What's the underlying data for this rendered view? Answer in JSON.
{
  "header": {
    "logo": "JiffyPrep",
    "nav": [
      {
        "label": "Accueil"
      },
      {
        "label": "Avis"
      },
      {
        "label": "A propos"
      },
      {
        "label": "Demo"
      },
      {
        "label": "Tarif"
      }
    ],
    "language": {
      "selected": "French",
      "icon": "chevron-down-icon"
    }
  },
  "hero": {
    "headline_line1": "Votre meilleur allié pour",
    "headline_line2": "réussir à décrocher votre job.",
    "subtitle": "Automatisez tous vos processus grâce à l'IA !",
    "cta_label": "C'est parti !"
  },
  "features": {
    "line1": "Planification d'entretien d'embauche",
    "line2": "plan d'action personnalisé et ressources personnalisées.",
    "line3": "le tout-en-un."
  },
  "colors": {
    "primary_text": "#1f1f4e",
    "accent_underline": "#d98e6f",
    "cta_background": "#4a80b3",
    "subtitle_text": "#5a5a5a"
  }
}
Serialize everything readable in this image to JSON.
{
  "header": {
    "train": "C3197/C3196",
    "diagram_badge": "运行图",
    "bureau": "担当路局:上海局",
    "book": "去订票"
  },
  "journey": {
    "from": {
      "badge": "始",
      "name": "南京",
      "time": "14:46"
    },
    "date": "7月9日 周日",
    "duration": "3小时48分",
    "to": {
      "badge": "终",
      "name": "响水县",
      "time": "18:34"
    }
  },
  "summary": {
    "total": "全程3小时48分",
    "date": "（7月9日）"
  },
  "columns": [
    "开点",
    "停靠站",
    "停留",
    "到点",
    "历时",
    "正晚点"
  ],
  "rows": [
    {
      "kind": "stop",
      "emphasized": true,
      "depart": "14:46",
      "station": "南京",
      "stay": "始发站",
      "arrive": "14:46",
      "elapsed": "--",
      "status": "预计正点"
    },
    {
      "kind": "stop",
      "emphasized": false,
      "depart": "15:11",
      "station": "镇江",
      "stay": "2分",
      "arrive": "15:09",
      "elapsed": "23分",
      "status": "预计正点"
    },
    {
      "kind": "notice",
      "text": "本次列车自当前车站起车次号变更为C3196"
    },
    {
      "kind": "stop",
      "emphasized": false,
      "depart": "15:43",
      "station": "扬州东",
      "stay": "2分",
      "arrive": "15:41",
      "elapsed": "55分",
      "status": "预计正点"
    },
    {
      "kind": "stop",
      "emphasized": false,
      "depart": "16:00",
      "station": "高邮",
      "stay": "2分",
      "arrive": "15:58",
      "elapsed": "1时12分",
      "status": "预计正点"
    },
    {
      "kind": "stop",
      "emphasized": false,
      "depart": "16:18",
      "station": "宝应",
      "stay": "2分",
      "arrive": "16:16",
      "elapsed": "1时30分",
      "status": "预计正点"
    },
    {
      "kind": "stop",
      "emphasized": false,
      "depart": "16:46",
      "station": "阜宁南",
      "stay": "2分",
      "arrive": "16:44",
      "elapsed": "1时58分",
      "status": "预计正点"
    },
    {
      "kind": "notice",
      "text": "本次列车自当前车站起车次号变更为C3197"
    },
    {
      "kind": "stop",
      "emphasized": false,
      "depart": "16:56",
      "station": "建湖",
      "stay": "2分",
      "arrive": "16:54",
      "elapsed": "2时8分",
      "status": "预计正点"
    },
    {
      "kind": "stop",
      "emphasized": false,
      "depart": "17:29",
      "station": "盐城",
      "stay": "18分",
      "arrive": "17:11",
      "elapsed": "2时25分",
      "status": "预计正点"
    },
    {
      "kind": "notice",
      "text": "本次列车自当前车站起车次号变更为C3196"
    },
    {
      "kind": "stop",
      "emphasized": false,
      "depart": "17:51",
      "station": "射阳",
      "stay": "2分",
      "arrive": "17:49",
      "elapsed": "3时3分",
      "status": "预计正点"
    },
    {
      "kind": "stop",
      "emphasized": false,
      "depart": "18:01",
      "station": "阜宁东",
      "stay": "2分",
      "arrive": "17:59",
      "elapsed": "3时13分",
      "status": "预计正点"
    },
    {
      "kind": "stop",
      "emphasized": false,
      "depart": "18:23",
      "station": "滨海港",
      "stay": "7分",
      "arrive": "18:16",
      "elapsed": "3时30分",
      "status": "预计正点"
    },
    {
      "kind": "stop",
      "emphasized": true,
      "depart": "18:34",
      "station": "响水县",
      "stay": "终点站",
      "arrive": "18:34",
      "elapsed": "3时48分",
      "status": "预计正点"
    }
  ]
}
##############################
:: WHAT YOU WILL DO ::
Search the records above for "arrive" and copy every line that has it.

:: RESPONSE BOX ::
      "arrive": "14:46",
      "arrive": "15:09",
      "arrive": "15:41",
      "arrive": "15:58",
      "arrive": "16:16",
      "arrive": "16:44",
      "arrive": "16:54",
      "arrive": "17:11",
      "arrive": "17:49",
      "arrive": "17:59",
      "arrive": "18:16",
      "arrive": "18:34",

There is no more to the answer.